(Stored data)
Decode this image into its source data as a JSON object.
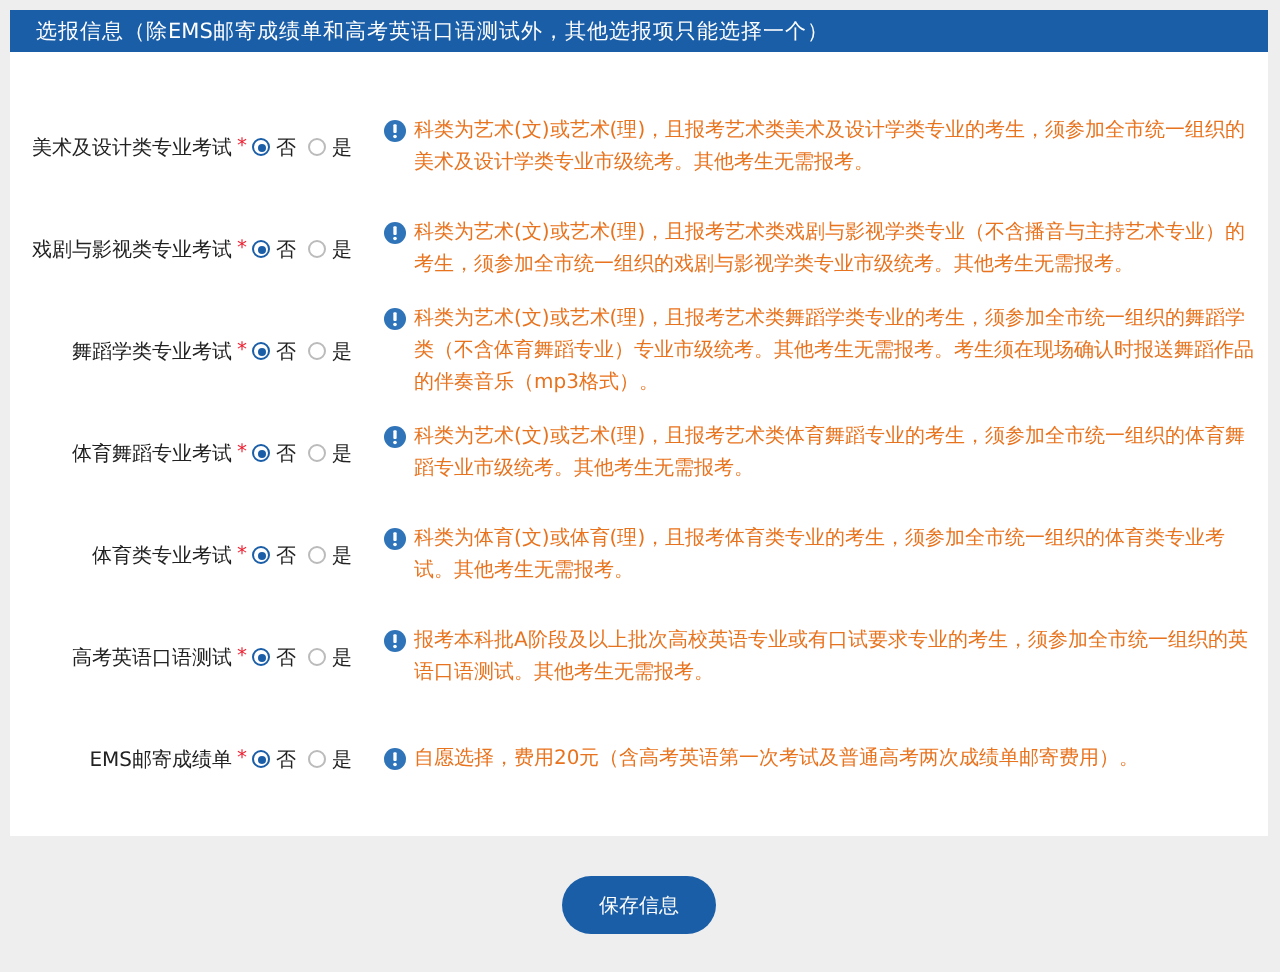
{
  "header": {
    "title": "选报信息（除EMS邮寄成绩单和高考英语口语测试外，其他选报项只能选择一个）"
  },
  "items": [
    {
      "label": "美术及设计类专业考试",
      "required": "*",
      "options": [
        {
          "label": "否",
          "selected": true
        },
        {
          "label": "是",
          "selected": false
        }
      ],
      "note": "科类为艺术(文)或艺术(理)，且报考艺术类美术及设计学类专业的考生，须参加全市统一组织的美术及设计学类专业市级统考。其他考生无需报考。"
    },
    {
      "label": "戏剧与影视类专业考试",
      "required": "*",
      "options": [
        {
          "label": "否",
          "selected": true
        },
        {
          "label": "是",
          "selected": false
        }
      ],
      "note": "科类为艺术(文)或艺术(理)，且报考艺术类戏剧与影视学类专业（不含播音与主持艺术专业）的考生，须参加全市统一组织的戏剧与影视学类专业市级统考。其他考生无需报考。"
    },
    {
      "label": "舞蹈学类专业考试",
      "required": "*",
      "options": [
        {
          "label": "否",
          "selected": true
        },
        {
          "label": "是",
          "selected": false
        }
      ],
      "note": "科类为艺术(文)或艺术(理)，且报考艺术类舞蹈学类专业的考生，须参加全市统一组织的舞蹈学类（不含体育舞蹈专业）专业市级统考。其他考生无需报考。考生须在现场确认时报送舞蹈作品的伴奏音乐（mp3格式）。"
    },
    {
      "label": "体育舞蹈专业考试",
      "required": "*",
      "options": [
        {
          "label": "否",
          "selected": true
        },
        {
          "label": "是",
          "selected": false
        }
      ],
      "note": "科类为艺术(文)或艺术(理)，且报考艺术类体育舞蹈专业的考生，须参加全市统一组织的体育舞蹈专业市级统考。其他考生无需报考。"
    },
    {
      "label": "体育类专业考试",
      "required": "*",
      "options": [
        {
          "label": "否",
          "selected": true
        },
        {
          "label": "是",
          "selected": false
        }
      ],
      "note": "科类为体育(文)或体育(理)，且报考体育类专业的考生，须参加全市统一组织的体育类专业考试。其他考生无需报考。"
    },
    {
      "label": "高考英语口语测试",
      "required": "*",
      "options": [
        {
          "label": "否",
          "selected": true
        },
        {
          "label": "是",
          "selected": false
        }
      ],
      "note": "报考本科批A阶段及以上批次高校英语专业或有口试要求专业的考生，须参加全市统一组织的英语口语测试。其他考生无需报考。"
    },
    {
      "label": "EMS邮寄成绩单",
      "required": "*",
      "options": [
        {
          "label": "否",
          "selected": true
        },
        {
          "label": "是",
          "selected": false
        }
      ],
      "note": "自愿选择，费用20元（含高考英语第一次考试及普通高考两次成绩单邮寄费用）。"
    }
  ],
  "save_button": "保存信息"
}
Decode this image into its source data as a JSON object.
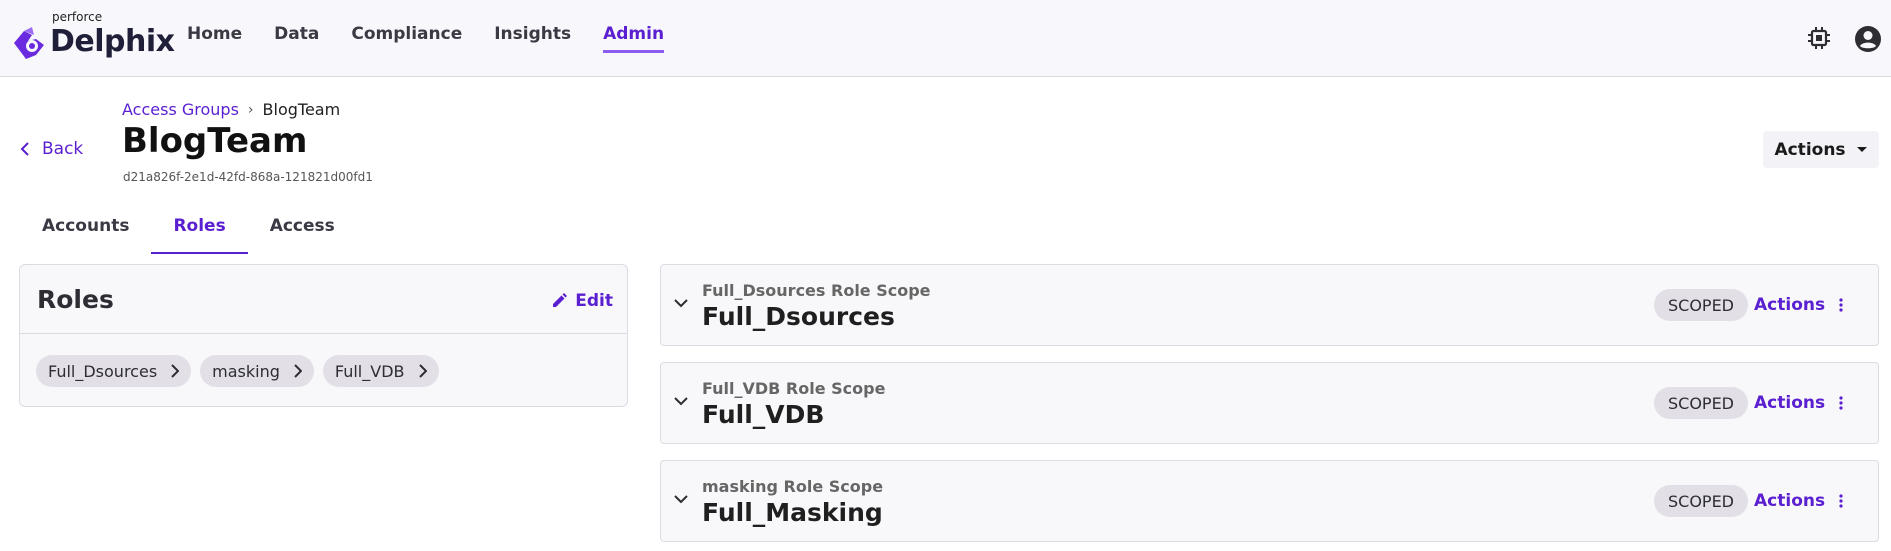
{
  "header": {
    "brand_small": "perforce",
    "brand_name": "Delphix",
    "nav": [
      {
        "label": "Home"
      },
      {
        "label": "Data"
      },
      {
        "label": "Compliance"
      },
      {
        "label": "Insights"
      },
      {
        "label": "Admin",
        "active": true
      }
    ],
    "icons": [
      "chip-icon",
      "account-circle-icon"
    ]
  },
  "breadcrumb": {
    "parent": "Access Groups",
    "current": "BlogTeam"
  },
  "back_label": "Back",
  "page": {
    "title": "BlogTeam",
    "id": "d21a826f-2e1d-42fd-868a-121821d00fd1",
    "actions_label": "Actions"
  },
  "tabs": [
    {
      "label": "Accounts"
    },
    {
      "label": "Roles",
      "active": true
    },
    {
      "label": "Access"
    }
  ],
  "roles_card": {
    "title": "Roles",
    "edit_label": "Edit",
    "chips": [
      "Full_Dsources",
      "masking",
      "Full_VDB"
    ]
  },
  "scopes": [
    {
      "subtitle": "Full_Dsources Role Scope",
      "name": "Full_Dsources",
      "badge": "SCOPED",
      "actions_label": "Actions"
    },
    {
      "subtitle": "Full_VDB Role Scope",
      "name": "Full_VDB",
      "badge": "SCOPED",
      "actions_label": "Actions"
    },
    {
      "subtitle": "masking Role Scope",
      "name": "Full_Masking",
      "badge": "SCOPED",
      "actions_label": "Actions"
    }
  ],
  "colors": {
    "accent": "#5a1fd0",
    "header_bg": "#f8f7fb",
    "chip_bg": "#e2e0e6"
  }
}
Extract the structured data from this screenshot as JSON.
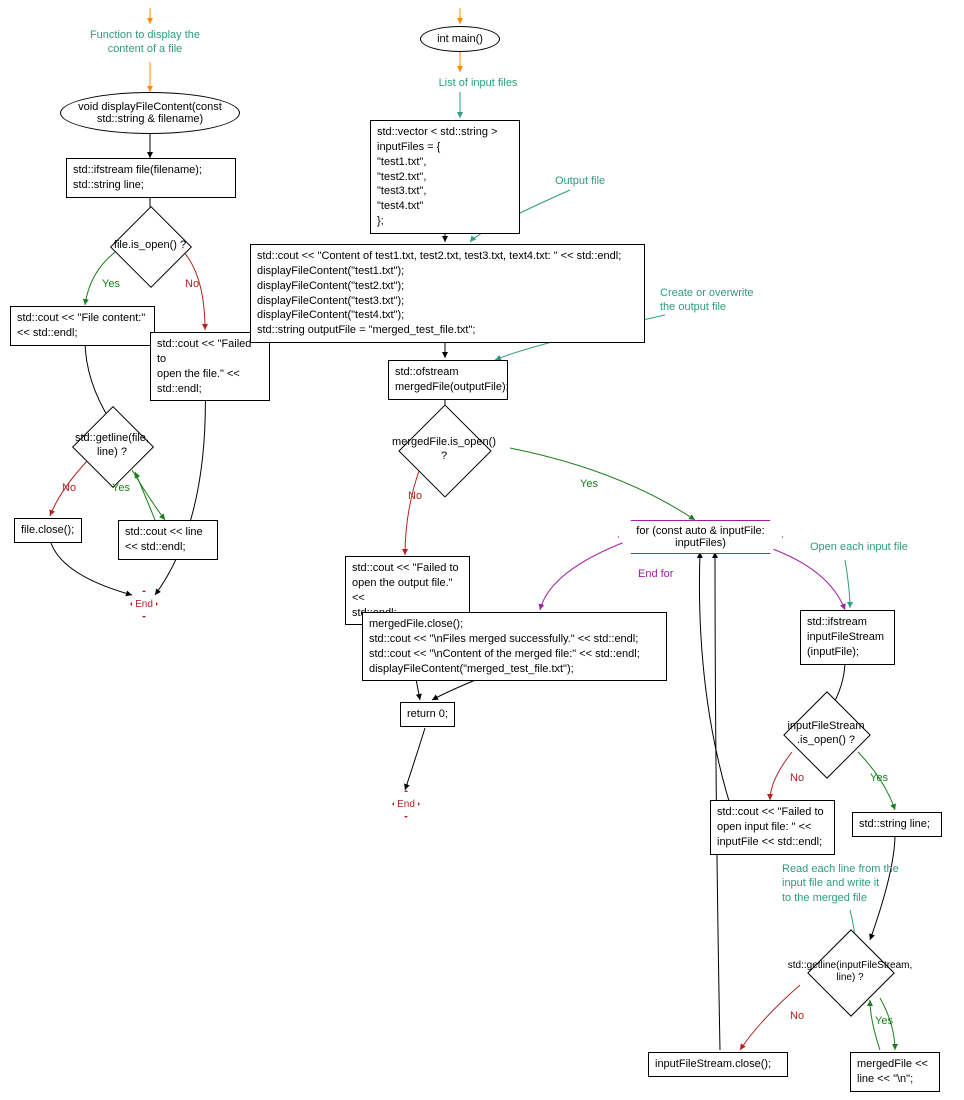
{
  "left": {
    "comment_func": "Function to display the\ncontent of a file",
    "func_sig": "void displayFileContent(const\nstd::string & filename)",
    "decl": "std::ifstream file(filename);\nstd::string line;",
    "cond_open": "file.is_open() ?",
    "print_header": "std::cout << \"File content:\"\n<< std::endl;",
    "print_fail": "std::cout << \"Failed to\nopen the file.\" <<\nstd::endl;",
    "cond_getline": "std::getline(file,\nline) ?",
    "close": "file.close();",
    "print_line": "std::cout << line\n<< std::endl;",
    "end": "End"
  },
  "right": {
    "main": "int main()",
    "comment_list": "List of input files",
    "vec": "std::vector < std::string >\ninputFiles = {\n \"test1.txt\",\n \"test2.txt\",\n \"test3.txt\",\n \"test4.txt\"\n};",
    "comment_out": "Output file",
    "block_display": "std::cout << \"Content of test1.txt, test2.txt, test3.txt, text4.txt: \" << std::endl;\ndisplayFileContent(\"test1.txt\");\ndisplayFileContent(\"test2.txt\");\ndisplayFileContent(\"test3.txt\");\ndisplayFileContent(\"test4.txt\");\nstd::string outputFile = \"merged_test_file.txt\";",
    "comment_create": "Create or overwrite\nthe output file",
    "ofstream": "std::ofstream\nmergedFile(outputFile);",
    "cond_merged_open": "mergedFile.is_open() ?",
    "fail_out": "std::cout << \"Failed to\nopen the output file.\" <<\nstd::endl;",
    "forloop": "for (const auto & inputFile:\ninputFiles)",
    "comment_openeach": "Open each input file",
    "ifstream": "std::ifstream\ninputFileStream\n(inputFile);",
    "after_merge": "mergedFile.close();\nstd::cout << \"\\nFiles merged successfully.\" << std::endl;\nstd::cout << \"\\nContent of the merged file:\" << std::endl;\ndisplayFileContent(\"merged_test_file.txt\");",
    "cond_instream_open": "inputFileStream\n.is_open() ?",
    "fail_in": "std::cout << \"Failed to\nopen input file: \" <<\ninputFile << std::endl;",
    "decl_line": "std::string line;",
    "comment_readeach": "Read each line from the\ninput file and write it\nto the merged file",
    "cond_getline2": "std::getline(inputFileStream,\nline) ?",
    "close_in": "inputFileStream.close();",
    "write_line": "mergedFile <<\nline << \"\\n\";",
    "return0": "return 0;",
    "end": "End"
  },
  "labels": {
    "yes": "Yes",
    "no": "No",
    "endfor": "End for"
  }
}
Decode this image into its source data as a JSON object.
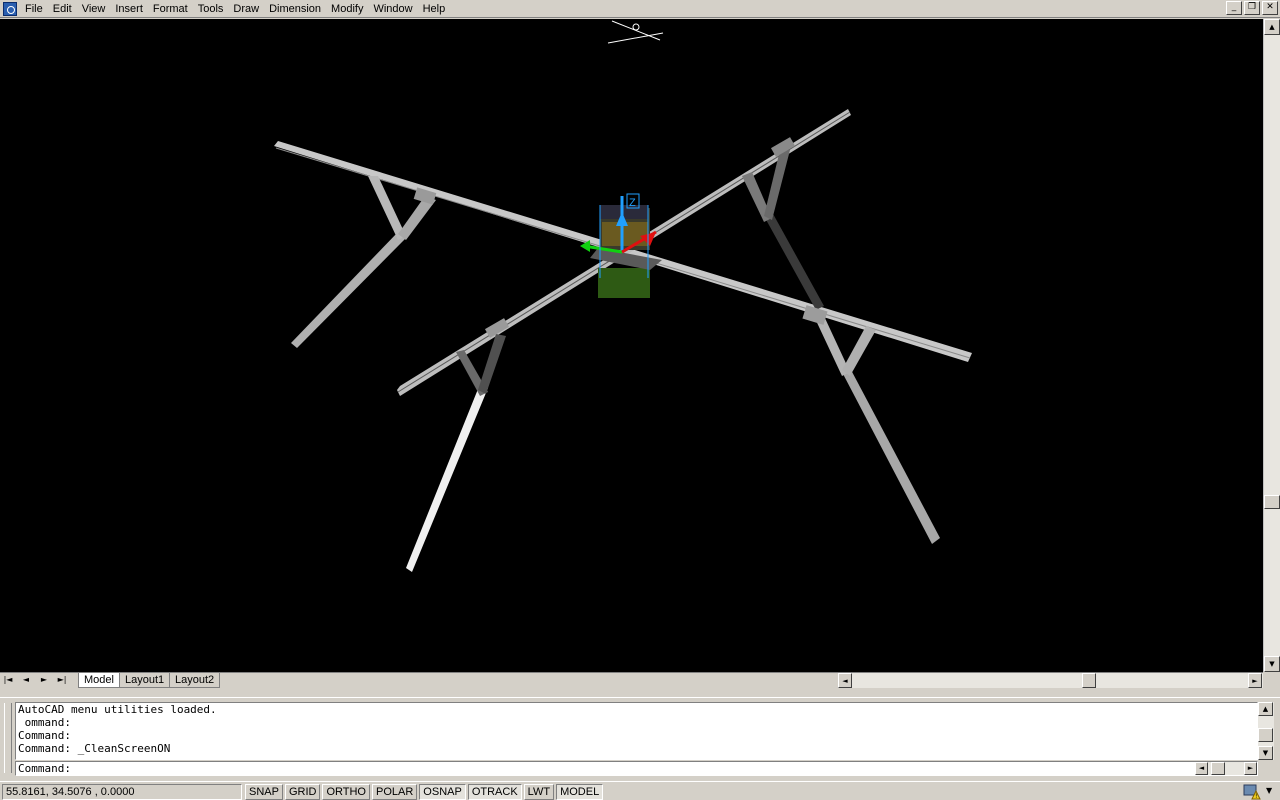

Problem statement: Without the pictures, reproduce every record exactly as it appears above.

Your solution:
Decode this image into its source data as a JSON object.
{
  "header": {
    "title": "选报信息（除EMS邮寄成绩单和高考英语口语测试外，其他选报项只能选择一个）"
  },
  "items": [
    {
      "label": "美术及设计类专业考试",
      "required": "*",
      "options": [
        {
          "label": "否",
          "selected": true
        },
        {
          "label": "是",
          "selected": false
        }
      ],
      "note": "科类为艺术(文)或艺术(理)，且报考艺术类美术及设计学类专业的考生，须参加全市统一组织的美术及设计学类专业市级统考。其他考生无需报考。"
    },
    {
      "label": "戏剧与影视类专业考试",
      "required": "*",
      "options": [
        {
          "label": "否",
          "selected": true
        },
        {
          "label": "是",
          "selected": false
        }
      ],
      "note": "科类为艺术(文)或艺术(理)，且报考艺术类戏剧与影视学类专业（不含播音与主持艺术专业）的考生，须参加全市统一组织的戏剧与影视学类专业市级统考。其他考生无需报考。"
    },
    {
      "label": "舞蹈学类专业考试",
      "required": "*",
      "options": [
        {
          "label": "否",
          "selected": true
        },
        {
          "label": "是",
          "selected": false
        }
      ],
      "note": "科类为艺术(文)或艺术(理)，且报考艺术类舞蹈学类专业的考生，须参加全市统一组织的舞蹈学类（不含体育舞蹈专业）专业市级统考。其他考生无需报考。考生须在现场确认时报送舞蹈作品的伴奏音乐（mp3格式）。"
    },
    {
      "label": "体育舞蹈专业考试",
      "required": "*",
      "options": [
        {
          "label": "否",
          "selected": true
        },
        {
          "label": "是",
          "selected": false
        }
      ],
      "note": "科类为艺术(文)或艺术(理)，且报考艺术类体育舞蹈专业的考生，须参加全市统一组织的体育舞蹈专业市级统考。其他考生无需报考。"
    },
    {
      "label": "体育类专业考试",
      "required": "*",
      "options": [
        {
          "label": "否",
          "selected": true
        },
        {
          "label": "是",
          "selected": false
        }
      ],
      "note": "科类为体育(文)或体育(理)，且报考体育类专业的考生，须参加全市统一组织的体育类专业考试。其他考生无需报考。"
    },
    {
      "label": "高考英语口语测试",
      "required": "*",
      "options": [
        {
          "label": "否",
          "selected": true
        },
        {
          "label": "是",
          "selected": false
        }
      ],
      "note": "报考本科批A阶段及以上批次高校英语专业或有口试要求专业的考生，须参加全市统一组织的英语口语测试。其他考生无需报考。"
    },
    {
      "label": "EMS邮寄成绩单",
      "required": "*",
      "options": [
        {
          "label": "否",
          "selected": true
        },
        {
          "label": "是",
          "selected": false
        }
      ],
      "note": "自愿选择，费用20元（含高考英语第一次考试及普通高考两次成绩单邮寄费用）。"
    }
  ],
  "save_button": "保存信息"
}
Decode this image into its source data as a JSON object.
{
  "header": {
    "brand_small": "perforce",
    "brand_name": "Delphix",
    "nav": [
      {
        "label": "Home"
      },
      {
        "label": "Data"
      },
      {
        "label": "Compliance"
      },
      {
        "label": "Insights"
      },
      {
        "label": "Admin",
        "active": true
      }
    ],
    "icons": [
      "chip-icon",
      "account-circle-icon"
    ]
  },
  "breadcrumb": {
    "parent": "Access Groups",
    "current": "BlogTeam"
  },
  "back_label": "Back",
  "page": {
    "title": "BlogTeam",
    "id": "d21a826f-2e1d-42fd-868a-121821d00fd1",
    "actions_label": "Actions"
  },
  "tabs": [
    {
      "label": "Accounts"
    },
    {
      "label": "Roles",
      "active": true
    },
    {
      "label": "Access"
    }
  ],
  "roles_card": {
    "title": "Roles",
    "edit_label": "Edit",
    "chips": [
      "Full_Dsources",
      "masking",
      "Full_VDB"
    ]
  },
  "scopes": [
    {
      "subtitle": "Full_Dsources Role Scope",
      "name": "Full_Dsources",
      "badge": "SCOPED",
      "actions_label": "Actions"
    },
    {
      "subtitle": "Full_VDB Role Scope",
      "name": "Full_VDB",
      "badge": "SCOPED",
      "actions_label": "Actions"
    },
    {
      "subtitle": "masking Role Scope",
      "name": "Full_Masking",
      "badge": "SCOPED",
      "actions_label": "Actions"
    }
  ],
  "colors": {
    "accent": "#5a1fd0",
    "header_bg": "#f8f7fb",
    "chip_bg": "#e2e0e6"
  }
}
Extract the structured data from this screenshot as JSON.
{
  "left": {
    "comment_func": "Function to display the\ncontent of a file",
    "func_sig": "void displayFileContent(const\nstd::string & filename)",
    "decl": "std::ifstream file(filename);\nstd::string line;",
    "cond_open": "file.is_open() ?",
    "print_header": "std::cout << \"File content:\"\n<< std::endl;",
    "print_fail": "std::cout << \"Failed to\nopen the file.\" <<\nstd::endl;",
    "cond_getline": "std::getline(file,\nline) ?",
    "close": "file.close();",
    "print_line": "std::cout << line\n<< std::endl;",
    "end": "End"
  },
  "right": {
    "main": "int main()",
    "comment_list": "List of input files",
    "vec": "std::vector < std::string >\ninputFiles = {\n \"test1.txt\",\n \"test2.txt\",\n \"test3.txt\",\n \"test4.txt\"\n};",
    "comment_out": "Output file",
    "block_display": "std::cout << \"Content of test1.txt, test2.txt, test3.txt, text4.txt: \" << std::endl;\ndisplayFileContent(\"test1.txt\");\ndisplayFileContent(\"test2.txt\");\ndisplayFileContent(\"test3.txt\");\ndisplayFileContent(\"test4.txt\");\nstd::string outputFile = \"merged_test_file.txt\";",
    "comment_create": "Create or overwrite\nthe output file",
    "ofstream": "std::ofstream\nmergedFile(outputFile);",
    "cond_merged_open": "mergedFile.is_open() ?",
    "fail_out": "std::cout << \"Failed to\nopen the output file.\" <<\nstd::endl;",
    "forloop": "for (const auto & inputFile:\ninputFiles)",
    "comment_openeach": "Open each input file",
    "ifstream": "std::ifstream\ninputFileStream\n(inputFile);",
    "after_merge": "mergedFile.close();\nstd::cout << \"\\nFiles merged successfully.\" << std::endl;\nstd::cout << \"\\nContent of the merged file:\" << std::endl;\ndisplayFileContent(\"merged_test_file.txt\");",
    "cond_instream_open": "inputFileStream\n.is_open() ?",
    "fail_in": "std::cout << \"Failed to\nopen input file: \" <<\ninputFile << std::endl;",
    "decl_line": "std::string line;",
    "comment_readeach": "Read each line from the\ninput file and write it\nto the merged file",
    "cond_getline2": "std::getline(inputFileStream,\nline) ?",
    "close_in": "inputFileStream.close();",
    "write_line": "mergedFile <<\nline << \"\\n\";",
    "return0": "return 0;",
    "end": "End"
  },
  "labels": {
    "yes": "Yes",
    "no": "No",
    "endfor": "End for"
  }
}
Decode this image into its source data as a JSON object.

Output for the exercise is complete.